Whether it’s failing schools, public-pension liabilities or an infinite number of other challenges plaguing the commonwealth, our nation’s poverty problem elicits one single tired solution from bigger-government apologists: throw more money at it. Note President Obama’s renewed push in his State of the Union address for once again raising the minimum wage.
Supporters believe poverty would disappear like a bad dream upon awakening if employers were forced to pay higher hourly wages. Perhaps these pillow-clutchers require that sort of fairy tale to rest easy when forcing such economic nightmares upon business owners.
However, we must not allow Mr. Sandman to lull us into a dream-world where raising the price of labor will magically have zero effect on employment.
The age-old economic argument against minimum-wage mandates still holds: products and services that cost more will be purchased less. If the cost of hiring workers artificially climbs by government fiat, then less labor will be “purchased” by employers; this means more unemployment.

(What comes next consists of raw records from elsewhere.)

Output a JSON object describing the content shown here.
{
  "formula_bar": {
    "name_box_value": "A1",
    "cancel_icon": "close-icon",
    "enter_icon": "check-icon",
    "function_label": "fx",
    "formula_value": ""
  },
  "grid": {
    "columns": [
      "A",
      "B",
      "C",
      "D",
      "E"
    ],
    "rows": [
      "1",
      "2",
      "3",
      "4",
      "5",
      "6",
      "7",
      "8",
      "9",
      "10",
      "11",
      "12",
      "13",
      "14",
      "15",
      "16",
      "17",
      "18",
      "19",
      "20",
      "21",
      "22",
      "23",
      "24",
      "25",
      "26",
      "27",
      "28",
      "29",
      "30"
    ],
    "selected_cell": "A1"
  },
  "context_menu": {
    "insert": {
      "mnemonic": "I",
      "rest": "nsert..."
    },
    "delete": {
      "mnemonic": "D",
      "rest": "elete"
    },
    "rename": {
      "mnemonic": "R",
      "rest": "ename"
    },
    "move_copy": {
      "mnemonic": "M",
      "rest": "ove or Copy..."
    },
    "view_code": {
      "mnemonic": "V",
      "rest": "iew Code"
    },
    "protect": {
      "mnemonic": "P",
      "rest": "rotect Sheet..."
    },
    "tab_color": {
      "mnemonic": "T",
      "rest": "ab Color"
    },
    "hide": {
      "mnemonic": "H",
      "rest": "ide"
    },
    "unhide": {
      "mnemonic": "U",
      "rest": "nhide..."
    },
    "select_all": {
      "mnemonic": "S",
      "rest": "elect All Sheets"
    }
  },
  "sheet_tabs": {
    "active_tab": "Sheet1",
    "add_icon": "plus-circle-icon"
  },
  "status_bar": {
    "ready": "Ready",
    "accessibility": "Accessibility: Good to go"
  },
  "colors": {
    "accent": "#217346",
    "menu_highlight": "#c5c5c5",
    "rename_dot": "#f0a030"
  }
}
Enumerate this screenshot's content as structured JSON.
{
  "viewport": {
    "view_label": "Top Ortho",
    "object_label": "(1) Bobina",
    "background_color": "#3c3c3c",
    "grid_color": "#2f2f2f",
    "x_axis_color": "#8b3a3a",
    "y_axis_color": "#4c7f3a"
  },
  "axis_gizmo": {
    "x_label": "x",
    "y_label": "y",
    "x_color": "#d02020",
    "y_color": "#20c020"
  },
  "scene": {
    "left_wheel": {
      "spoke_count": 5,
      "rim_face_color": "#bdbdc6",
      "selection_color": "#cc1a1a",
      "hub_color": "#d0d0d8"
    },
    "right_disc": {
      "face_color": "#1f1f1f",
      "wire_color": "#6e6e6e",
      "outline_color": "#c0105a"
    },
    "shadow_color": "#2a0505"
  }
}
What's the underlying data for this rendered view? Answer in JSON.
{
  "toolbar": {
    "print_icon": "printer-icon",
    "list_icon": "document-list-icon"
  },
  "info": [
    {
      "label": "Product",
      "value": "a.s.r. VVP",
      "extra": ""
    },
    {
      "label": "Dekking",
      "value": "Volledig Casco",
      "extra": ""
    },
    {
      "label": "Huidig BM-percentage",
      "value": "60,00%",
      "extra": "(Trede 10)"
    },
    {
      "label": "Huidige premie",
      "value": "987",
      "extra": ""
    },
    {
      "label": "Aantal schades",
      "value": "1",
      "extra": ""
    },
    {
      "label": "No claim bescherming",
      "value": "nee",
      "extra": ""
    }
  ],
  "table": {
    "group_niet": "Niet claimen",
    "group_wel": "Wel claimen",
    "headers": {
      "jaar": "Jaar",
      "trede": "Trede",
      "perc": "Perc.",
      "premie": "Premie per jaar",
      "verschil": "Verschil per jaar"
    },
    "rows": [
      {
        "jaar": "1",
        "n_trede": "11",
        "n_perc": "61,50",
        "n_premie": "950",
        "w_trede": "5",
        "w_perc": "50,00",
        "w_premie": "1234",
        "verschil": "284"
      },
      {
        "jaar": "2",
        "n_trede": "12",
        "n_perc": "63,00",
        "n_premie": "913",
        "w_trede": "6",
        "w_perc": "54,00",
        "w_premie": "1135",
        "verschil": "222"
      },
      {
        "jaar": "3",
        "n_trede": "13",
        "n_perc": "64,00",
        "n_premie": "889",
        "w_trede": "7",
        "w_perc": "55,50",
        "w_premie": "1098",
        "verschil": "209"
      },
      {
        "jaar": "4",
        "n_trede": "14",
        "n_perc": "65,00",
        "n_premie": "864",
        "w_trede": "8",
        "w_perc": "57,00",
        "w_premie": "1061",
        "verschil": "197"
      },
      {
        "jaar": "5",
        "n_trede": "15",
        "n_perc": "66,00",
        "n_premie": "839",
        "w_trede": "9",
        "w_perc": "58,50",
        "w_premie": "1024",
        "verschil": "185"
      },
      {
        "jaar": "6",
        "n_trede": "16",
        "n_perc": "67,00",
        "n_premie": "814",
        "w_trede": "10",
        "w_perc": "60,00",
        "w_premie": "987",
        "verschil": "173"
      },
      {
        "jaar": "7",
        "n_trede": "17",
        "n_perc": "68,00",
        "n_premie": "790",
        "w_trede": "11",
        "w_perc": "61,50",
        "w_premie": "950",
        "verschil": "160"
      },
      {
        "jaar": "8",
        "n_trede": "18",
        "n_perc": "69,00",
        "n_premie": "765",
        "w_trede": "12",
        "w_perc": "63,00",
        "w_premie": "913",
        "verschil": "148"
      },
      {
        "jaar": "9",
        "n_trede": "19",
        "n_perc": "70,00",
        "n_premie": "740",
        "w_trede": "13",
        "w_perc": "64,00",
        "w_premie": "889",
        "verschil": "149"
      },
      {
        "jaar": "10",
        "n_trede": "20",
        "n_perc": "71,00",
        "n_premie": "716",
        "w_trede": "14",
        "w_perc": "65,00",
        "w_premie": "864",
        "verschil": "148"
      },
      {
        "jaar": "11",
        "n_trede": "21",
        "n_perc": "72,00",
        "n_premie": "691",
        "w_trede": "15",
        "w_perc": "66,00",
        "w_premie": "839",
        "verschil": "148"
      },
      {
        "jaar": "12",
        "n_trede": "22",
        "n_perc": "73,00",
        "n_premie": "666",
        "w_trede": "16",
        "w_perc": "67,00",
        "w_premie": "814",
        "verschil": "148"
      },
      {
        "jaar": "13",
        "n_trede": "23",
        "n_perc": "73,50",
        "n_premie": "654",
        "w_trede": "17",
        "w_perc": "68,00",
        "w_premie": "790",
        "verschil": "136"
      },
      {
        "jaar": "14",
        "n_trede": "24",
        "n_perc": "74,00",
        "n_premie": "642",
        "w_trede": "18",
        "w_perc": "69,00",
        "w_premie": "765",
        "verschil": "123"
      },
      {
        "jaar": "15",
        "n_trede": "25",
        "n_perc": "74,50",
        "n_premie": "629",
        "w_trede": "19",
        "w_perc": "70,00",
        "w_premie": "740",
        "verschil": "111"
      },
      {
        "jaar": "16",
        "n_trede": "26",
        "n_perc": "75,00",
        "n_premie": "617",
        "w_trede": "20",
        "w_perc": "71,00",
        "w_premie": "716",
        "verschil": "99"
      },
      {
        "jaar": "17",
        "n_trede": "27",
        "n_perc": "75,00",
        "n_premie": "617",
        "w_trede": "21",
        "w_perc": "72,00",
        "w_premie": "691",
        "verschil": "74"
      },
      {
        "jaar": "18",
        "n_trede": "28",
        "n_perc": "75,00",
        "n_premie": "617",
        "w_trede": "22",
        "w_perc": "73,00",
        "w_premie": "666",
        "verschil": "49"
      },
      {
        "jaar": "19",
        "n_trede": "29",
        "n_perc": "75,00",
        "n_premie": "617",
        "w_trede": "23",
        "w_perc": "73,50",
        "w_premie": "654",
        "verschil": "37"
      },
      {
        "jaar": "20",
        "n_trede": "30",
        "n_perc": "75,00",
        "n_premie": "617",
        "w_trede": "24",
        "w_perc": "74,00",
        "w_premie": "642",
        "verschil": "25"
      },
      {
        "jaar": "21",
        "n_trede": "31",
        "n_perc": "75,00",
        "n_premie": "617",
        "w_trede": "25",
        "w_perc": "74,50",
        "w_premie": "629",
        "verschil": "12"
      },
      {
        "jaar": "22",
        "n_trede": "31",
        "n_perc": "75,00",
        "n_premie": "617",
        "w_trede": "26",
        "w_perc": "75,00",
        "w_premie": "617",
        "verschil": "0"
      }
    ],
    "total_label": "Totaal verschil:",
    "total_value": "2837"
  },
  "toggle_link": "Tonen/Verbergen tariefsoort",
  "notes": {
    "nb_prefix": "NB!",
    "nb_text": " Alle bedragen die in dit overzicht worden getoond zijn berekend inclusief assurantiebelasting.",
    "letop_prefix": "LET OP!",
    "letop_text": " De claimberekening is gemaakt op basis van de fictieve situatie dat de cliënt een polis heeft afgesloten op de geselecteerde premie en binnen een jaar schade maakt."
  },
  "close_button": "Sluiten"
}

Yet those sent to unemployment lines as a result are the very workers politicians claim raising the minimum wage will help.
Such attempts at helping some low-income Americans at the expense of others offer “a curious attempt at economic justice and a less than impressive poverty-fighting tool,” Indiana University Southeast economist Eric Schansberg once wrote. “Those who keep their jobs would be better off while others would lose their jobs. Sadly, the latter would lose what they most need—an earned income and an opportunity to build job experience and skills.”
Besides, poverty’s root goes way deeper than low wages.
Respected economists like the University of Kentucky’s John Garen have long maintained that the reason some families can’t pull themselves out of poverty is due to low-quality education, single teen-parent households and the ensuing lack of employment possibilities such complicated social issues create.
“I think a lot of the problems of persistent poverty come from young people – teenagers having children, not completing their education and, as a result, going on to poverty programs,” Garen said in his recent appearance on KET’s “The Price of Poverty” program.
He rightly added that the real path toward increasing Kentuckians’ standard of living is through increased worker productivity and the ensuing growth in the commonwealth’s economy.
All the minimum wage manages to do is redistribute wealth from one group (employers and displaced, low-skilled workers) to another (the low-skilled workers who managed to avoid being laid off). It does nothing to improve the quality of education, family relationships or any of the other fundamental sources of poverty.
And why must big-government types accomplish this brand of redistribution through minimum-wage mandates, which result in distorting side effects for the entire economy?
Wouldn’t a simple lump-sum transfer-payment from those with higher wealth to those with less do the trick? Or would that make the whole scheme too transparent?
What’s worse, noted economists Joseph J. Sabia and Richard V. Burkhauser reported in the esteemed Southern Economic Journal that 83 percent of those who would be affected by increasing the federal minimum wage to $9.50 live in households above the poverty line.
It might make for good politics with voters who live with their hands out, but the evidence strongly indicates that forcing a higher minimum wage on employers will neither solve the poverty problem nor benefit the group which supporters claim they want to help.
Arguments for the minimum wage have been defeated on so many fronts, yet some still somehow manage to sleep-walk right back toward these economic fallacies.
Jim Waters is vice president of policy and communications for the Bluegrass Institute, Kentucky’s free-market think tank. Reach him at email@example.com. Read previously published columns at www.bipps.org.